When Emily Harrison was young, she loved nothing more than to help her dad in his workshop.
He was a mechanic and she learned much about fixing cars and machinery.
She also had a penchant for sculpture and fine art.
When it came to leaving her school in Doncaster, South Yorkshire, she hadn’t a clue what she wanted to do. She’d been successful in arts and science subjects.
‘I had this enormous book which listed every career under the sun. None of them appealed until I got to P and found prosthetics,’ she says.
‘I didn’t know anyone who was into artificial limbs. It sounded interesting so I went for it.’
Only two universities offered the course – Strathclyde and Salford. And so it was that the Yorkshire girl crossed into Lancashire to learn about building new legs, arms and feet for amputees.
And that’s where she also discovered rowing – on the River Irwell and the Manchester Ship Canal.
Now, in a strange twist of fate, she has managed to combine mechanics, sculpture and rowing into her everyday life in Portsmouth.
And her career and private passion have won her a prestigious place at the Paralympics later this summer.
She uses the mechanics to create new joints, say, a knee or an ankle; her sculpting skills come to the fore when modelling a replica plaster mould of a stump to get a perfect fit for a new leg or arm, and she rows for Southsea Rowing Club.
As a result she has been chosen as one of just 16 specialist volunteer technicians to look after Paralympians in August and September for the games which follow the Olympics.
And, in another coincidence, she has landed a job at the rowing event at Dorney Lake, Eton.
Emily has worked at the Disablement Services Centre at St Mary’s Hospital, Milton, for eight years since she graduated in prosthetics from Salford.
She’s a member of a team which makes and fits artificial body parts in the workshops at the back of the hospital.
They are employed by Ottobock Healthcare, which is contracted to the NHS to provide the limbs and then maintain or replace them for patients from the wider Portsmouth area.
Emily adds: ‘Getting the rowing was an added bonus. When they first asked for volunteers I wasn’t too sure about it, whether I had the experience, and said no initially.
‘But afterwards I kicked myself and told myself I should be brave and go for it.

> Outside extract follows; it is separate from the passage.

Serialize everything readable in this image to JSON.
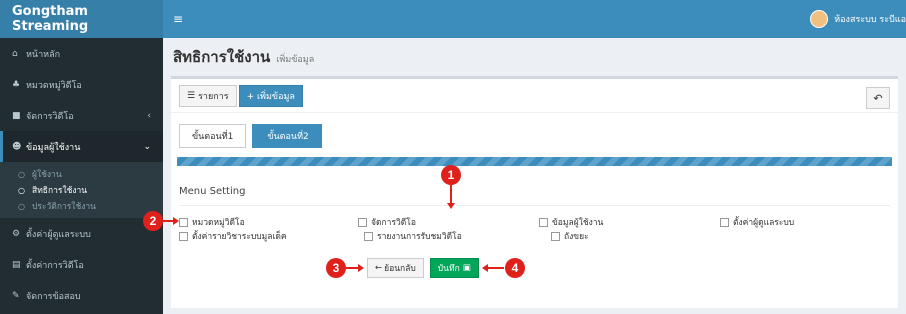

‘Luckily they called for more volunteers because they needed extra people for the sailing and rowing and I got the rowing.
‘It will give me the chance to further my knowledge of prosthetics at the very highest level of mobility.
‘It’s still sinking in that I’ve got this once-in-a-lifetime chance to work at an event of such magnitude, with elite athletes, on my home turf.’
Two others from the St Mary’s unit will be helping the disabled athletes. Emily says: ‘Our manager, Haley Wagner, has allowed us all to have the time off and I’m sure that the experiences we learn there will help us back at work.’
She’ll be working at the Olympic rowing village from August 27 until September 4.
‘I’ll be helping maintain and repair the athletes’ prosthetic limbs for both competition and day-to-day use.
‘I’ll also be pitching in and helping out with other repairs that come our way where extra hands are required.’
She says that double leg amputees will row without their artificial limbs.
‘It’s all in the upper body strength because in their boats the seats don’t move backwards and forwards as they do in ordinary boats.
‘I’ve been in touch with Ottobock colleagues who worked at the Beijing Paralympics to get an idea of the types of repairs they encountered and with wheelchairs it could anything from new spokes to new wheels.
‘If it’s anything like everyday prosthetics, you will be kept on your toes and have to be prepared for anything that’s thrown at you.’
It sounds a bit like the pits in a Formula 1 race.
‘In a way, yes, the service provided by Ottobock is often compared to the pit lane in motorsport.
‘As technical service provider, our role is to carry out repair and maintenance on the equipment used by Paralympic athletes and quickly get them back on the track or court. The workshop is always a hive of activity.
‘However, with thousands of athletes competing in 20 sports and using a variety of equipment no two repairs are the same. You have to be creative. I’ve even heard that a wheelchair was fixed with a ballpoint pen.’